13- The visual weight of the lines resulting from their diameter can be strengthened or weakened by color. Colors also have a visual weight. For example, red is the heaviest color, followed by green, blue, and orange, which are homogeneous, followed by yellow, and then the lightest, white. Therefore, lines of the same thickness can be considered that have different visual weights due to their color differences. Thus, the visual weight of a colored line will depend on two factors: its diameter and color.
14- Symbolic effect and appearance Geometric forms can be harmonized or contrasted with the symbolic effect and appearance of colors. For example, the circle is a symbol of unity and slow movement inwards and order. Such a symbolic appearance is seen in blue among the colors.
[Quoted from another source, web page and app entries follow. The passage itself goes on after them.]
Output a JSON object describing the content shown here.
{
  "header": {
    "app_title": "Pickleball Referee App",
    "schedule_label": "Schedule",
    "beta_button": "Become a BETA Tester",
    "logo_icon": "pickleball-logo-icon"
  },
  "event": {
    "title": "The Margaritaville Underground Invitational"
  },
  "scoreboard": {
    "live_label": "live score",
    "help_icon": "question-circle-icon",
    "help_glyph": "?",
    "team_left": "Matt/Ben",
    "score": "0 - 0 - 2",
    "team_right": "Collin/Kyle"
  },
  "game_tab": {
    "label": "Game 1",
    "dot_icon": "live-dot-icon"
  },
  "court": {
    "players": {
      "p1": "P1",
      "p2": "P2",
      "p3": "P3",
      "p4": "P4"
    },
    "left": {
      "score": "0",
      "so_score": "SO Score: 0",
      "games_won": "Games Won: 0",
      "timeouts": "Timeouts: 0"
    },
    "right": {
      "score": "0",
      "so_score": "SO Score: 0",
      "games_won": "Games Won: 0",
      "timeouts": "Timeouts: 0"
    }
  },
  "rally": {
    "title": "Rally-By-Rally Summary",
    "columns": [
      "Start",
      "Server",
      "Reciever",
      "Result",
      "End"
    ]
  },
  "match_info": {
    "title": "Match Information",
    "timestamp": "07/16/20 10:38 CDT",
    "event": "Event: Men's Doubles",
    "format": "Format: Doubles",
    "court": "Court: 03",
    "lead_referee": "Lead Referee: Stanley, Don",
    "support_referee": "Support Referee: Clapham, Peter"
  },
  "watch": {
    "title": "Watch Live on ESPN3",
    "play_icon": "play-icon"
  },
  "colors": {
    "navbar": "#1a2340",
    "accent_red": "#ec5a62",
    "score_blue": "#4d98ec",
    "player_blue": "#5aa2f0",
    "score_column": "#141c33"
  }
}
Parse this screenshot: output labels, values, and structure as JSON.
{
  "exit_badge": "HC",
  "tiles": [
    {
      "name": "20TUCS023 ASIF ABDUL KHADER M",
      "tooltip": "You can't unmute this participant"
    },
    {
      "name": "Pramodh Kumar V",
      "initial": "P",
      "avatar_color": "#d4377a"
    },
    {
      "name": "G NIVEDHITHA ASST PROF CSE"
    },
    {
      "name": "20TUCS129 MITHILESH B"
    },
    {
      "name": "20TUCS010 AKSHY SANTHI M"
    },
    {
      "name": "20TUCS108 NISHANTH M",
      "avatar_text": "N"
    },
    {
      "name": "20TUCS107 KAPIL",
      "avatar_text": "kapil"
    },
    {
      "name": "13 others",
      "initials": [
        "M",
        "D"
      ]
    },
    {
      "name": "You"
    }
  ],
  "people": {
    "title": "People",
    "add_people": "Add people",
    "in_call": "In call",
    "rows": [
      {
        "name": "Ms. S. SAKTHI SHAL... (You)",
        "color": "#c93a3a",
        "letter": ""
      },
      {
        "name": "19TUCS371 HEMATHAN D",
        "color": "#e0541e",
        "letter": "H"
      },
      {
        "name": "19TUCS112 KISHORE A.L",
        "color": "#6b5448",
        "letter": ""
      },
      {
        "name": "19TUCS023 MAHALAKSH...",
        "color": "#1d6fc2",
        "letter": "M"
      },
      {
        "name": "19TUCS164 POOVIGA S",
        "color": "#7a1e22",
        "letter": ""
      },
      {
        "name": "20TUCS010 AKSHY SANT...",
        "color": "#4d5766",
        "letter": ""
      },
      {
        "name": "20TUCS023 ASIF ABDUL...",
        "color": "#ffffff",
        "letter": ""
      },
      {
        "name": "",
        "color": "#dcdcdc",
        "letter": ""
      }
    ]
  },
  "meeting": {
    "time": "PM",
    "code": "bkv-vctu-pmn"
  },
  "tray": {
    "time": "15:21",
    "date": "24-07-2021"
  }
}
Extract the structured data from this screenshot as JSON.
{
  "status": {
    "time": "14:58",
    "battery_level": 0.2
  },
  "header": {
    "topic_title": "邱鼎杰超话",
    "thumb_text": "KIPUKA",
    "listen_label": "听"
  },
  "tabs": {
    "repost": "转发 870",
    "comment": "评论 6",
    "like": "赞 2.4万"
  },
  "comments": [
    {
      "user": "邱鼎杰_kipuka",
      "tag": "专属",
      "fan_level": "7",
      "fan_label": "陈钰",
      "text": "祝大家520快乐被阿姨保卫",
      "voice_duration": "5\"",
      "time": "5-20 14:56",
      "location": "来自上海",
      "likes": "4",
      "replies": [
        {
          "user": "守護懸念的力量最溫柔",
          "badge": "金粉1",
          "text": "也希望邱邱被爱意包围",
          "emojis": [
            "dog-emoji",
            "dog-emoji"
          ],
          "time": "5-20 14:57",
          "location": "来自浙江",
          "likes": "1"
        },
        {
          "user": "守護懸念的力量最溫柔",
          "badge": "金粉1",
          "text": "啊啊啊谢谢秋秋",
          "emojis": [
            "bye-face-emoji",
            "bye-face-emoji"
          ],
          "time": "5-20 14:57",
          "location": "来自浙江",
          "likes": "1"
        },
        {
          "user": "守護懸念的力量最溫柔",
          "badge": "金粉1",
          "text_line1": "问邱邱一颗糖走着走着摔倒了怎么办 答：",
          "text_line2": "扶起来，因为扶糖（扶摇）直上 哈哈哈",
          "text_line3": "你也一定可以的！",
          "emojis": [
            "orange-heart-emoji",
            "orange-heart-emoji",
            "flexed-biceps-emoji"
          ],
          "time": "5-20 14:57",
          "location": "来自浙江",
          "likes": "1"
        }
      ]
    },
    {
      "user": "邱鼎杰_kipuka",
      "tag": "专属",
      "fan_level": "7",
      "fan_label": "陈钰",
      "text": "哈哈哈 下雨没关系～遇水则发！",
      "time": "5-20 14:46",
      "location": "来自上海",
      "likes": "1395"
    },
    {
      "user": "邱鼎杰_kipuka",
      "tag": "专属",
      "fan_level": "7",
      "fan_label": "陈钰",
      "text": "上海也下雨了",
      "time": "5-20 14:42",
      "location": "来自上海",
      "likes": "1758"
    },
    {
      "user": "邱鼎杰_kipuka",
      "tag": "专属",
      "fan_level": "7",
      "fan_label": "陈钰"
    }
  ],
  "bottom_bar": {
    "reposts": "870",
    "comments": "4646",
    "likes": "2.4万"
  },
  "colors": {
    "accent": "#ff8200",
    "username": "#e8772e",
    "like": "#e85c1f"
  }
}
Therefore, if blue objects are placed in the composition of the object, a symbolic appearance and a similar effect between the shape of the circles and We will see the blue color of this object and this similarity in symbolic appearance and effect will disappear if this circular object is seen in a color other than blue.
Regular meditation has an effective role in increasing the power of the mind, and studies have shown that people who meditate learn three times faster than people who do not meditate. A study in 2013 showed that practicing meditation leads to increased scores Standardized tests and memory improvements. Meditation also increases memory power, level of consciousness, and emotion control, and prevents these from decreasing with age. Regular meditation controls high blood pressure. High blood pressure is referred to as the silent killer because in most cases it does not have specific symptoms but significantly causes damage to the heart and arteries. A 2008 study by the University of Kentucky found that meditation is an Effective treatment to control high blood pressure and can even reduce the side effects of antihypertensive drugs. Meditation is useful for lowering systolic and diastolic blood pressure. Meditation improves cardiovascular health and reduces the risk of heart attack and stroke. A 2012 study found that meditation reduced heart attacks, strokes, and even premature death from heart disease. Meditation helps improve cardiovascular health by lowering blood pressure, reducing stress, and reducing anger and rage, all of which cause heart problems Meditation is very useful for delaying brain aging and preventing neurological diseases such as cognitive disorders, Alzheimer's and Parkinson's. Preventing Alzheimer's with Brain Exercise As you age, several parts of your brain begin to shrink, leading to Lou Gehrig's disease. Meditation delays brain aging by increasing the number of gray matter cells in the brain, increasing the number of myelin-deficient neurons, and increasing the number of other cells in the central nervous system. It does not decrease for people who do not meditate. Research shows that regular meditation helps strengthen the immune system. An article published in the journal Psychosomatic shows that meditation causes positive changes in brain function and the immune system. Studies have shown that people who meditate regularly have anti-influenza antibodies compared to people who do not.